'Coco' is sweet and secretly terrifying
"Coco" is the darkest movie in Pixar history.
Pixar has a knack for diving into some dark and sad territory, but this is the first time the company has centered its story on death. This story is literally about spirits and aging and the ever present thought of mortality. Pixar, being Pixar, translates a story about death into a visually-stunning, family-oriented, crowd-pleasing musical rife with joy and a few lessons for everyone. (Except the bad guy, whose moral retribution is among the most dreadful in Disney's long history of making the villains pay for their transgressions.)
At stake in "Coco" is both life and eternal life. The life of the precocious but impetuous Miguel (voiced by Anthony Gonzalez) is the most trenchant threat the movie has to offer, given the fear of dying at a young age is about as close to a universal horror as it gets for Coco's young target audience. More existentially horrifying is the death that comes after death, as the spirit Hector (Gael García Bernal) describes to Miguel after watching the already dead dissolve away into nothing. All life effectively ends once the world has forgotten about you, the memory imprinted into others is the flickering candle that keeps the souls fresh in the Land of the Dead. Death is inevitable, but a second death caused by the world forgetting you, and knowing that is exactly how one is fading toward oblivion, is terrifying and inevitable. "Coco" attempts to cover the darkness of its subject matter with what is a gorgeous depiction of the Land of the Dead. What could be shown as a dark and morbid place is depicted instead as a lively city light brightly and festooned with garish lights and lots of light hues, showing how the denizens of the Land of the Dead haven't lost their humanity.
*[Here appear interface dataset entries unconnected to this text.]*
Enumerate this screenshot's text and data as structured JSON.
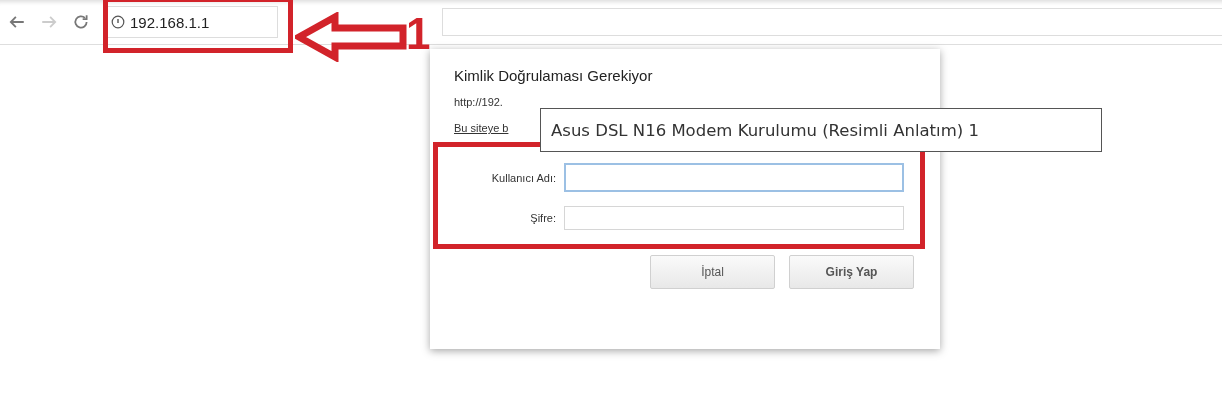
{
  "toolbar": {
    "nav_buttons": [
      {
        "kind": "back",
        "disabled": false
      },
      {
        "kind": "forward",
        "disabled": true
      },
      {
        "kind": "reload",
        "disabled": false
      }
    ],
    "address": "192.168.1.1"
  },
  "annotation": {
    "label": "1"
  },
  "dialog": {
    "title": "Kimlik Doğrulaması Gerekiyor",
    "url_text": "http://192.",
    "message": "Bu siteye b",
    "fields": [
      {
        "label": "Kullanıcı Adı:",
        "focused": true
      },
      {
        "label": "Şifre:",
        "focused": false
      }
    ],
    "buttons": [
      "İptal",
      "Giriş Yap"
    ]
  },
  "tooltip": {
    "text": "Asus DSL N16 Modem Kurulumu (Resimli Anlatım) 1"
  }
}
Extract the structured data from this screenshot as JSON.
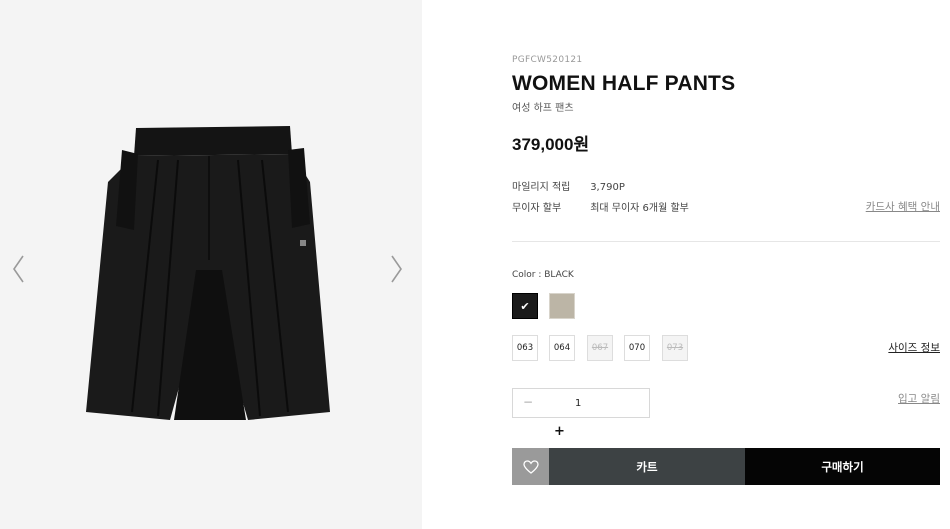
{
  "product": {
    "code": "PGFCW520121",
    "name": "WOMEN HALF PANTS",
    "name_kr": "여성 하프 팬츠",
    "price": "379,000원",
    "image_icon": "black-shorts-image"
  },
  "meta": {
    "mileage_label": "마일리지 적립",
    "mileage_value": "3,790P",
    "installment_label": "무이자 할부",
    "installment_value": "최대 무이자 6개월 할부",
    "card_benefit_link": "카드사 혜택 안내"
  },
  "color": {
    "label": "Color : BLACK",
    "selected_mark": "✔",
    "swatches": [
      {
        "name": "black",
        "hex": "#1b1b1b",
        "selected": true
      },
      {
        "name": "beige",
        "hex": "#bcb5a6",
        "selected": false
      }
    ]
  },
  "sizes": [
    {
      "label": "063",
      "available": true
    },
    {
      "label": "064",
      "available": true
    },
    {
      "label": "067",
      "available": false
    },
    {
      "label": "070",
      "available": true
    },
    {
      "label": "073",
      "available": false
    }
  ],
  "size_info_link": "사이즈 정보",
  "quantity": {
    "minus": "−",
    "value": "1",
    "plus": "+"
  },
  "restock_link": "입고 알림",
  "actions": {
    "wish_icon": "heart-icon",
    "cart_label": "카트",
    "buy_label": "구매하기"
  },
  "colors": {
    "cart_bg": "#3d4244",
    "buy_bg": "#050505",
    "wish_bg": "#9a9a9a",
    "gallery_bg": "#f4f4f4"
  }
}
And yet, this is still a movie about an impossible to know subject explained to children with little cognizance of what death actually means. "Coco" resides in a very dark place for a Pixar film, putting its child protagonist at risk of a premature entry into the Land of the Dead from the start of act two. The film gives its young character an easy out by requesting forgiveness from long-dead matriarch Mamá Imelda (Alanna Ubach), under the condition Miguel abandons his love for music and adopts his family's shoemaker life. Miguel actively resists his dead family's help and instead searches for guitar legend Ernesto de la Cruz (Benjamin Bratt) for absolution, preferring the possibility of death over the death of his passion. It's a headstrong and dangerous choice, albeit one the movie doesn't fault him for either. It's a Pixar tradition to have complicated moral lessons, never quite showing one side of an argument to be more right than the other. There are shades of correctness, areas in which compromise between the warring parties should take precedence because of their shared bond. A lesson is learned by all, but everyone learns their own lesson to reach the important middle ground. The problem, at least for "Coco," is the plot machinations to get to those points is a little sloppy, even granted the relative lower bar set for animated movies (and the expository nature of musicals). The lessons are a little too easy to figure out for the characters, the journey toward self discovery a little too convenient. One of the major plot points is telegraphed in a manner that remains inexplicable, relying on a character making an incredibly dumb admission of guilt in a fictional format. The narrative can't be this pointed to work as effectively as it could; being too blunt about the process lessens the effect of the lesson shared to the character, and to the audience as well.
It's a frustrating problem, but forgivable for how wonderful the rest of the movie is. "Coco" is really, really easy to get lost to, the visuals complementing the music, which adds brightness to the morbid story. This movie is a reminder of what Pixar is capable of when it isn't chasing Cars money, providing joyous and heartfelt viewing experiences for children and adults. It's hard not to bob one's head along to the addicting songs and laugh at the gallows humor and enjoy Miguel's family run by his Abuelita (Renee Victor). And it's especially hard not to sob uncontrollably in the third act when Miguel plays a heart-wrenching song to his great grandmother, the eponymous Coco. The build up to that moment is brilliant, the moment plays out gorgeously, and the movie earns every tear that will cascade from your eyes.
Rating: Four and a half out of Five Stars
Target audience: Families and Pixar junkies.
Take the whole family?: Coco is appropriately morbid given the subject matter, but it's bright enough to not scare off kids much younger than 7.
Theater or Netflix?: Totally worth watching it in theaters with the kids, especially after a long day of Black Friday shopping.
How's the soundtrack?: Pretty great, actually. Inspired by the Mexican milieu and its themes of memory, the music oscillates between fun and cheerful to mournful and heartbreaking. They're catchy, but in a quality way that doesn't make replaying the music for two days straight feel regrettable.
Watch this as well?: Most of the Pixar library is some variation of good to excellent. This one fits alongside Inside Out and Up in the break your heart category.
Rating: PG Run time: 109 minutes